    The problem is that in this day of such advance technology wouldn’t it be nigh impossible to actually cut oneself of from the ever-extending arm of the Government?

    Jane:

    Looks like Communism, but I heard an interesting term for it the other day:-
    “Velvet Fascism”.

    Pray everyone, pray.

  33. wmeyer says:

    So let’s see…

    All major dailies and the traditional television networks are basically fawning fans of the president. Imagine these steps:

    1. Disconnect all private computers form the Internet.
    2. Collect all licensed firearms.
    3. Repeal 22nd amendment.

    Or, if you’re really paranoid:
    3. Announce dictatorship.

    The future looks bleaker and bleaker.

  34. albizzi says:

    Fr Zuhlsdorf,
    Big Brother e-mailing (automatic message).
    We have your blog under investigation since months.
    There are a lot of sensitive issues which many suspect people are discussing here in non politically correct terms.
    We reserve ourselves the right to cut any access to this blog without preliminary warning in the case these uncivilities don’t cease immediately.
    We will let you know later which subjects you are allowed to post and in which acceptable terms they can be discussed.

  35. MenTaLguY says:

    Not a fan of the legislation. But I have to say it — even if we are talking existing powers, the worst-case scenario is not really any better.

  36. james says:

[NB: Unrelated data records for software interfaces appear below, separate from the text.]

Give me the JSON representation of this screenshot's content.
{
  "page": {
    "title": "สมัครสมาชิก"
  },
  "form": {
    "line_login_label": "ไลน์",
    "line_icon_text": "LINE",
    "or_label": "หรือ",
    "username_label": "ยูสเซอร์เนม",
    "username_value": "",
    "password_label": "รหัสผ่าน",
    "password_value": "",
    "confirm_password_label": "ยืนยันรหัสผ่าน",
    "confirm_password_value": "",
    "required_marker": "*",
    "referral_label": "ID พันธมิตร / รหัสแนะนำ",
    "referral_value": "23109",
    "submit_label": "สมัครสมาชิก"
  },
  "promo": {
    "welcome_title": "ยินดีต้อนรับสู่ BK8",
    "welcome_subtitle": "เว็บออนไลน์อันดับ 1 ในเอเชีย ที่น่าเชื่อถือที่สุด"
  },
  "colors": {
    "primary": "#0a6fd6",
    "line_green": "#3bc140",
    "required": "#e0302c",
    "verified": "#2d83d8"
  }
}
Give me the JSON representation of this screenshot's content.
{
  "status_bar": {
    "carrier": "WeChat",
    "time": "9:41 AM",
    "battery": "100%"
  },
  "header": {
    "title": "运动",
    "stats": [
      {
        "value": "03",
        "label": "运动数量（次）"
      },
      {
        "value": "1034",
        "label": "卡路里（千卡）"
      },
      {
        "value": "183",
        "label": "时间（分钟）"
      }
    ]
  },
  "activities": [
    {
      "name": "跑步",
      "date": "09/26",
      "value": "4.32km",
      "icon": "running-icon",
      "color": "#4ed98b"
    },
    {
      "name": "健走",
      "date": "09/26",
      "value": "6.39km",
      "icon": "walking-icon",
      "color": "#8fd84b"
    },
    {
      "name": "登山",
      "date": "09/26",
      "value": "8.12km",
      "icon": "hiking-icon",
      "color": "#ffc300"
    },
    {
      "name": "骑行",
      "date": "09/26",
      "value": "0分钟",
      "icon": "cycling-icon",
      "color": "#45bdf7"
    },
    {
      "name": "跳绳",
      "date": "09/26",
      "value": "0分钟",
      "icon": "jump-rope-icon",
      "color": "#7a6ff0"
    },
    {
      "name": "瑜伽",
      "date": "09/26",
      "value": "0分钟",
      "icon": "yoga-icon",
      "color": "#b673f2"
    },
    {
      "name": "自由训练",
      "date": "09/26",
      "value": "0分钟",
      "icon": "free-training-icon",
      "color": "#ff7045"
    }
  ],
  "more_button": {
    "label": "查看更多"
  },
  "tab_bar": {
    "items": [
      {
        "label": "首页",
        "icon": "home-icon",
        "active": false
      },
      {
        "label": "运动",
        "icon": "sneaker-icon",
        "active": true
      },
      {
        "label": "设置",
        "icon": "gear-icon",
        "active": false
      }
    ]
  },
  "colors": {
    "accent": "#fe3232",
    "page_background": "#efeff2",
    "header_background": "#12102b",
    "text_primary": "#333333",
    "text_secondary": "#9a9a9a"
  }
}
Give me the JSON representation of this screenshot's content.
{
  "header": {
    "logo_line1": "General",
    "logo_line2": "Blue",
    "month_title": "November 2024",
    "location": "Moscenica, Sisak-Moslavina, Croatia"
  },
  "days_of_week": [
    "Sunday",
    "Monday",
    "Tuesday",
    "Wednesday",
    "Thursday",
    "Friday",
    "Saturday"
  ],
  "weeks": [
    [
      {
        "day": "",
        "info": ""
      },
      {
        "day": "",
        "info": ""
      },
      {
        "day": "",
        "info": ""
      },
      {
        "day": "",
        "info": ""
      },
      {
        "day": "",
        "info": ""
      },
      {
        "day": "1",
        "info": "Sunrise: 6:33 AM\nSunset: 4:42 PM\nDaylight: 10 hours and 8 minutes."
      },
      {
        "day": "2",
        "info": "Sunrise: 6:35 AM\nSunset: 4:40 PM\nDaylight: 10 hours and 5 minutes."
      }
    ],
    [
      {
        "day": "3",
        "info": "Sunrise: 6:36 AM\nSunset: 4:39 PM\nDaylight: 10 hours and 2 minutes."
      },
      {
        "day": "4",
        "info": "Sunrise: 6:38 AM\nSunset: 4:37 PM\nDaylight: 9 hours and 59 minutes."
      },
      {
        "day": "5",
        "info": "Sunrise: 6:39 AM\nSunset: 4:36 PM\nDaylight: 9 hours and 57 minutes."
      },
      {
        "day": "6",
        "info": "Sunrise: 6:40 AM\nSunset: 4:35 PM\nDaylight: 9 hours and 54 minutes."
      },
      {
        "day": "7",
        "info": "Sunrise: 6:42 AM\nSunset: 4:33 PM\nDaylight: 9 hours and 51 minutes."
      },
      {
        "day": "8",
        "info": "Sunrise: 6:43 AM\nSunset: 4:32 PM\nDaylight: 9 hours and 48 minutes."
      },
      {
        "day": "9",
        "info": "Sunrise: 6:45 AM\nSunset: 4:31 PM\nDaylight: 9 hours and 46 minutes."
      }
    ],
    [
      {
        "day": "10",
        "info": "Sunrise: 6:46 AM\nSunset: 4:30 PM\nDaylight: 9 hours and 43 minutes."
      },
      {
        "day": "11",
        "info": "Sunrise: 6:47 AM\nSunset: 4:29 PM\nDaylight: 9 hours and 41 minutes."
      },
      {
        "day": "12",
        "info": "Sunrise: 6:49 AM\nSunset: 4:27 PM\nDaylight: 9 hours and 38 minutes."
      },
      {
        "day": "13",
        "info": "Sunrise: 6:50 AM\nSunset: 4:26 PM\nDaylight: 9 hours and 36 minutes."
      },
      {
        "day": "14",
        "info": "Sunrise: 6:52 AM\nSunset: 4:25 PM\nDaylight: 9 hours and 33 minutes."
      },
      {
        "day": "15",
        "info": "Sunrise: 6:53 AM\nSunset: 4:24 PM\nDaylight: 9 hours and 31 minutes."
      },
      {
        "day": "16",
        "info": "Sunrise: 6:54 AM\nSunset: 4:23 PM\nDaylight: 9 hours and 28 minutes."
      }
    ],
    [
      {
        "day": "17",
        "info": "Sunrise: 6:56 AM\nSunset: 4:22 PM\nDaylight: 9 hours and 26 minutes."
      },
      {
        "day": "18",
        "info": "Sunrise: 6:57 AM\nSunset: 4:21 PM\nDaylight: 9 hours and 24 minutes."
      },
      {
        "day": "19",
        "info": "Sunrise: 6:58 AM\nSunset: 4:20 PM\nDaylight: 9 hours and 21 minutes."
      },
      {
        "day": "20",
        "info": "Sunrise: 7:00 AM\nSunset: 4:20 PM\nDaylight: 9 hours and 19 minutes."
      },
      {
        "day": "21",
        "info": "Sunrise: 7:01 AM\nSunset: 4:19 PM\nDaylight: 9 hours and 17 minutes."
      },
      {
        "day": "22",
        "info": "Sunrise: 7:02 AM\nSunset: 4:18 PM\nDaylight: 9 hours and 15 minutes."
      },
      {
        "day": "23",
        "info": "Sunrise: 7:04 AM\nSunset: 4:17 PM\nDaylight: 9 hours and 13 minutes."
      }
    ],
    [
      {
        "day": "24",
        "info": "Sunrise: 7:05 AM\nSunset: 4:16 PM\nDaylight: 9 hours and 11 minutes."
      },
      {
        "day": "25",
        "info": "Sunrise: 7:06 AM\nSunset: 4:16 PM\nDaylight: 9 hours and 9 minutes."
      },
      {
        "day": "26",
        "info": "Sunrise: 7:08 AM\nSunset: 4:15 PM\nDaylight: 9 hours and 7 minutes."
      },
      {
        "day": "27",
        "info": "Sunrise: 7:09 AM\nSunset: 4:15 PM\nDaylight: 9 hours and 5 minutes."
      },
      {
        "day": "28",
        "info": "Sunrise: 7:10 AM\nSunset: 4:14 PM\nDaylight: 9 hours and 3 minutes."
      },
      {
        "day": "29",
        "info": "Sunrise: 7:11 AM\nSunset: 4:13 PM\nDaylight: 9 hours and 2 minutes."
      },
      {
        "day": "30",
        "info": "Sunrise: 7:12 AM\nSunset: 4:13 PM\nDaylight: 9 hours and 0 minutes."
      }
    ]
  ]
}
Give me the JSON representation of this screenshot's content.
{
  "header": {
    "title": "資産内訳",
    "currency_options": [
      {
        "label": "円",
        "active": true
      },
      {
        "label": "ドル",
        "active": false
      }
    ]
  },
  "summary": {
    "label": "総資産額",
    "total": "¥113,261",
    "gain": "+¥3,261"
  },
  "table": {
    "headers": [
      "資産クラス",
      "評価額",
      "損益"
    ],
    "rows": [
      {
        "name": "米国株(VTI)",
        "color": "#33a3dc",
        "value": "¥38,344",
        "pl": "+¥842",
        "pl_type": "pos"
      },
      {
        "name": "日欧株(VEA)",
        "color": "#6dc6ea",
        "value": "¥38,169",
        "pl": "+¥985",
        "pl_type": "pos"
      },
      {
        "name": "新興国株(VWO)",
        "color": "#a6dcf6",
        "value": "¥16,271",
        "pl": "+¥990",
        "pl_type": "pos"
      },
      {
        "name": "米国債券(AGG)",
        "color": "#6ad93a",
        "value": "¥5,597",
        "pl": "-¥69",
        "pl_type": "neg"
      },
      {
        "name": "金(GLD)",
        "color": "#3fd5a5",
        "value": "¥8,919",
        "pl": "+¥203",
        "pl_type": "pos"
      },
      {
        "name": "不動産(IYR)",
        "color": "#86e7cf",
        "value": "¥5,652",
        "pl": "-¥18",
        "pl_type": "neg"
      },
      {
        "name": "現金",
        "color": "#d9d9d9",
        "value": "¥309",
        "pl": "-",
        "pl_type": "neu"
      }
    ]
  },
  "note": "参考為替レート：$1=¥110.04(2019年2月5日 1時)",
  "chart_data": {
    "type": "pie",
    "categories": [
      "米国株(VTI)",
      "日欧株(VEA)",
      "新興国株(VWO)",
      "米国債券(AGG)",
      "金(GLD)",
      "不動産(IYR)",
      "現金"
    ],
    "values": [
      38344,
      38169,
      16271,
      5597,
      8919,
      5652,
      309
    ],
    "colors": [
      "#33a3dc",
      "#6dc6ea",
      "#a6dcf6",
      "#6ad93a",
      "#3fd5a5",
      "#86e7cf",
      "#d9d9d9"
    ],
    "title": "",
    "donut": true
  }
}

    I agree with Suburbanbanshee. Back during the Clinton administration, I saw the way “society” was going, and I came up with the idea of what I termed “bunker Christianity.” Maybe we need to look at the example of the earliest Roman Christians and just go “underground” (figuratively if not literally). Maybe we need to solidify our own faith and just forget what is going on around us. Of course, this is what our enemies (those in power now) want, and it seems to fly in the face of the first half of St. Paul’s admonition to “Be in the world, but not of the world.”

    Does anyone have any thoughts about this?
    _____________________________________________

    Read “Flee to the Fields”. Read Pope Leo’s Rerum Novarum.
    Read “Rural Solution” Read “The Church and the Land”
    by Fr. Vincent McNabb.

  37. JohnE says:

    How N.I.C.E.!
    (As I’m reading “That Hideous Strength” by C.S. Lewis)